We believe a critical part of the solution to be collaboration. It is important to bring the purchasing department and vendors together to come up with an accessibility plan. A full accessibility/usability evaluation should be performed, issues should be identified and prioritized based on their severity, and a plan should be incorporated into the contract. The contract should specify clearly what issues will be addressed and what the consequences are if the vendor fails to deliver. It is best when the respective campus department leads the collaboration and takes responsibility for following through with the contract. When evaluating a product, it is important to focus on usability rather than technical aspects of the product. Examples of good questions to ask are

  • Can users accomplish particular tasks?
  • Can users post to a particular forum/thread?
  • Can users determine how much time is remaining for their quiz?

To learn more about how accessibility can be considered in the procurement process, read the resource Procuring Accessible IT at

Accessibility of Distance Learning

Presenter: Sheryl Burgstahler

While we’ve focused on what IT staff need to know regarding accessibility, now we will look at what staff and faculty need to focus on to make their classes welcoming to and accessible by students with disabilities.
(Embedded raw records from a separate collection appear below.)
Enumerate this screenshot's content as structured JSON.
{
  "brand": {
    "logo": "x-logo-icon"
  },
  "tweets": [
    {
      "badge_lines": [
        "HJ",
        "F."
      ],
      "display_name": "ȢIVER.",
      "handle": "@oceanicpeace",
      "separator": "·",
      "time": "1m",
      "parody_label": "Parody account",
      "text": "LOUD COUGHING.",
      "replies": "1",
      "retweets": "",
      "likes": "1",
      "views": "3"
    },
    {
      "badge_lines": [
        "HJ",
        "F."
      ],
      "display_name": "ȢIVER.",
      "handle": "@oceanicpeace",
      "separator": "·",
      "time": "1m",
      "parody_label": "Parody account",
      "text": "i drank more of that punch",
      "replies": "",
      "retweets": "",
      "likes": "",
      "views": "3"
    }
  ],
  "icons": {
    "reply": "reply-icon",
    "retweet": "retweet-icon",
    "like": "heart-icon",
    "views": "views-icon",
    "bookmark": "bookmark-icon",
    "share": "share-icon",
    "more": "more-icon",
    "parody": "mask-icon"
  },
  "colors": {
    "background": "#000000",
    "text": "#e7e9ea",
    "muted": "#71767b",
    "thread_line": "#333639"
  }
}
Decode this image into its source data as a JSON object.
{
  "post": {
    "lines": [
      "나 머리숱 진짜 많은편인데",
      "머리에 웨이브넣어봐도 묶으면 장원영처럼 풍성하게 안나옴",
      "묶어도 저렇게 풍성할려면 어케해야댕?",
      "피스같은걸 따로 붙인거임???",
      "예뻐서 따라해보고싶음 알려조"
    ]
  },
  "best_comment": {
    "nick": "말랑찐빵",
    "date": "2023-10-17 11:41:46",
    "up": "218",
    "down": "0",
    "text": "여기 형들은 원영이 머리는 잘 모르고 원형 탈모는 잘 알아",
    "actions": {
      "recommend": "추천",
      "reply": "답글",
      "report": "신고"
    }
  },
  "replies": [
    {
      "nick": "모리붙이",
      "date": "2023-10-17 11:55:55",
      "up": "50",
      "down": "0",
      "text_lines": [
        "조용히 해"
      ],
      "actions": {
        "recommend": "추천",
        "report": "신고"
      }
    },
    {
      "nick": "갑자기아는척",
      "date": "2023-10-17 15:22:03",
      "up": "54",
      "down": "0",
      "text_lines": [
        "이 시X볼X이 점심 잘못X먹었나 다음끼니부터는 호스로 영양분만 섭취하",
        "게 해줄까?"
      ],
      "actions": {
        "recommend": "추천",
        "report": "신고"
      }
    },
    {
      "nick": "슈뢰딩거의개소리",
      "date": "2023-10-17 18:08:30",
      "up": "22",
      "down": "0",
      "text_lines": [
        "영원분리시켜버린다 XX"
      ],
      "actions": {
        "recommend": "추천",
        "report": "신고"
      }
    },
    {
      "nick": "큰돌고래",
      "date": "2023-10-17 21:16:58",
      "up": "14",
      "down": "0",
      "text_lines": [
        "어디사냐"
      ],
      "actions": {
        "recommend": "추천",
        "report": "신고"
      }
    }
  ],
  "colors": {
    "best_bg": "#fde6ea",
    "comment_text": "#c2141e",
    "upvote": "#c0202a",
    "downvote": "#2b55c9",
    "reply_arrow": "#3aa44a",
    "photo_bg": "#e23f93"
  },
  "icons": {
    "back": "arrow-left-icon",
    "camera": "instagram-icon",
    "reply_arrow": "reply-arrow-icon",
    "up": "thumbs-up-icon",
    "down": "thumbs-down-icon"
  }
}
These professionals typically do not develop their own learning management system (LMS), website, or technology, but rather use what is already out there.

Faculty often get overwhelmed by universal design and accessibility; they see it as just another thing they need to make time for in their busy schedules. Applying specific tools and strategies they need to use ensures content is accessible from the beginning, which is easier than retrofitting classes after they’ve already began. For faculty, it is important to share what makes a course to accessible; what are some strategies and resources; what legal mandates are in place; and what creates a welcoming, accessible, and usable environment for all potential students.

Accessible means a class or product is usable to the same level by all students. While accommodations are important, we can minimize retrofitting for specific students by implementing universal design in planning the class. In the first online class I ever taught, a class on adaptive technology for people with disabilities in 1995, my co-instructor and I made it as accessible as possible to showcase that it was possible for any student to engage in an online course. I still take this approach in an online class I teach about accessibility and compliance of online education.

While educators may not have a choice in what LMS they use, they do have the choice to create accessible instructional materials and teaching strategies. Educators should consider if everyone can gain knowledge, if everyone can interact with others, and how everyone can demonstrate their knowledge. The first step towards this is creating an accessible syllabus with structure and key information, including a statement on accessibility and disability-related accommodations.

A great place for educators to start is DO-IT’s publication, 20 Tips for Teaching an Accessible Online Course, found at Further guidance and resources can be found at DO-IT’s AccessDL website at